• [Task brief] Find and copy every line in the records that includes the string "value".

• [Extracted entries]
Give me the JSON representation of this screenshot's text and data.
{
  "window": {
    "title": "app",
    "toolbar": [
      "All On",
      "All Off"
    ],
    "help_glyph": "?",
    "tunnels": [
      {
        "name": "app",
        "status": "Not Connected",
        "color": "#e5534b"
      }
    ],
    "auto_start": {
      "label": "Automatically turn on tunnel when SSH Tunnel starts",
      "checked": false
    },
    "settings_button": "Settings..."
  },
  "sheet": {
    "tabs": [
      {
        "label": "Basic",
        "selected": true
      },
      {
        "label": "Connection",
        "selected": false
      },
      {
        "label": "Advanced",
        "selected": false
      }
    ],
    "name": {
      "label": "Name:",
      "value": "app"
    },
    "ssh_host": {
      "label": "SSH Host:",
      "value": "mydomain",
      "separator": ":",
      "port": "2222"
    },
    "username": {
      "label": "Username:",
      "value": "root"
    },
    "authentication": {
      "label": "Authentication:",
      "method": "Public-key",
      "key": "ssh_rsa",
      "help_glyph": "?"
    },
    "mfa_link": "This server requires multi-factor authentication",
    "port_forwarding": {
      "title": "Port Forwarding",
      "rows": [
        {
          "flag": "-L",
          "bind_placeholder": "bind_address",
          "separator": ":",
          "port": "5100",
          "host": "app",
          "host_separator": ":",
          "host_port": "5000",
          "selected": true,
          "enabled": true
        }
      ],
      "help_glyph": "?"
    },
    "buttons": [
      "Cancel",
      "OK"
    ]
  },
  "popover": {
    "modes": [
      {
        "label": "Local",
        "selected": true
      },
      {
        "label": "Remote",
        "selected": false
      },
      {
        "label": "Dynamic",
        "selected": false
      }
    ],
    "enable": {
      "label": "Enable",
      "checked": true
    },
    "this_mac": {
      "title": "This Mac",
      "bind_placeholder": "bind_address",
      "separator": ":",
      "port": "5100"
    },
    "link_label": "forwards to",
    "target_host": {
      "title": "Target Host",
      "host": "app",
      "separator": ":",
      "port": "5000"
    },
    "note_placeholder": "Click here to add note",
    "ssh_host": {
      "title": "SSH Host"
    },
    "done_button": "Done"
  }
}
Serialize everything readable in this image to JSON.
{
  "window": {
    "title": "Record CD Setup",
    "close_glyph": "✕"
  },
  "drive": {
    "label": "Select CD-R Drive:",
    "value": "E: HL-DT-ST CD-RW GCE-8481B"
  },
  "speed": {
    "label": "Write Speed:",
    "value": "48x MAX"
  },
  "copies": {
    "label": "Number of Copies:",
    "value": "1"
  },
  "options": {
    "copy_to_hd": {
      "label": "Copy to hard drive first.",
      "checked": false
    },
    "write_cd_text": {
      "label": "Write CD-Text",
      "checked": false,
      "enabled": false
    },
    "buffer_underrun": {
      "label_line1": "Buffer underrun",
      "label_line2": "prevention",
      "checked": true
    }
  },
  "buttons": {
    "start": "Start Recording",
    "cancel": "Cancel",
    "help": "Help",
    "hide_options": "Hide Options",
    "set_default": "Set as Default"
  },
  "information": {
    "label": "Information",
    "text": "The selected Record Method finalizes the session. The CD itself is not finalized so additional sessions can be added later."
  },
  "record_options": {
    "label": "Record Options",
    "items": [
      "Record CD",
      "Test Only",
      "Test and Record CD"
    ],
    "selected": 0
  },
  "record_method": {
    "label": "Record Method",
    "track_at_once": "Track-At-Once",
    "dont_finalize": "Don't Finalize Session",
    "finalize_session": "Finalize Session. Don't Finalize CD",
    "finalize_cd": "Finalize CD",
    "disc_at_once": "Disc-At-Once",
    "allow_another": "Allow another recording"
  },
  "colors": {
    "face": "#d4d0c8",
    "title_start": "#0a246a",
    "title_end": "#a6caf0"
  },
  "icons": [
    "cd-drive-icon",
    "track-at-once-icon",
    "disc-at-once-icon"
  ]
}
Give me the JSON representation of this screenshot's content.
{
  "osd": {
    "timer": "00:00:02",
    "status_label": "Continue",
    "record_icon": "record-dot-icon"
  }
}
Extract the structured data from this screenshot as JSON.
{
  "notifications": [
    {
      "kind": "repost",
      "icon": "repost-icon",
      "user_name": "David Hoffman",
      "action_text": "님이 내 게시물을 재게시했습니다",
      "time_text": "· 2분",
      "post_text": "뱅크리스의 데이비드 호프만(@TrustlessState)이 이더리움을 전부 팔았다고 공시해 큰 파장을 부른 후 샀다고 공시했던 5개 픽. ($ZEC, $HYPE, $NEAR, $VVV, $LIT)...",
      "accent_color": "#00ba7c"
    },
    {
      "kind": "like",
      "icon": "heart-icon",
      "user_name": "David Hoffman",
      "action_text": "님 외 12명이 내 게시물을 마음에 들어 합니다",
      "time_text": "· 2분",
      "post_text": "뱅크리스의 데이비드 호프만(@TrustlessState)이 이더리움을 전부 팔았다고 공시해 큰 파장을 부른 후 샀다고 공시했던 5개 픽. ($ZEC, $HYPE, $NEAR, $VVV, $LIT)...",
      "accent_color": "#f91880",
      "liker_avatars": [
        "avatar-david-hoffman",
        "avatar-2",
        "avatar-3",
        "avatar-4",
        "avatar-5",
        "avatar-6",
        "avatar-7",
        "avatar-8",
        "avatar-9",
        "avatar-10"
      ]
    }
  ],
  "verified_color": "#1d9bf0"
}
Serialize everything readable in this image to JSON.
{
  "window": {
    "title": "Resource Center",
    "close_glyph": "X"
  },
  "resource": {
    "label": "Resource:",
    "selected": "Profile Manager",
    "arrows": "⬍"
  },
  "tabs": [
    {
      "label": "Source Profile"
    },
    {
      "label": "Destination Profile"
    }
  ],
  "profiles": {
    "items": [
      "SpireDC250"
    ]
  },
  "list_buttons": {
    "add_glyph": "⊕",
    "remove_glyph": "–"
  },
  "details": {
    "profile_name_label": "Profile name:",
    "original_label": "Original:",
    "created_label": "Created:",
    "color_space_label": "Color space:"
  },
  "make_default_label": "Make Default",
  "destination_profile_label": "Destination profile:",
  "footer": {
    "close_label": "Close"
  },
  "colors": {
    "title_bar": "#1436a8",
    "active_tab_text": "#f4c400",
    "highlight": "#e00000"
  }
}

• [Result for this task]
      "value": "app"
      "value": "mydomain",
      "value": "root"
    "value": "E: HL-DT-ST CD-RW GCE-8481B"
    "value": "48x MAX"
    "value": "1"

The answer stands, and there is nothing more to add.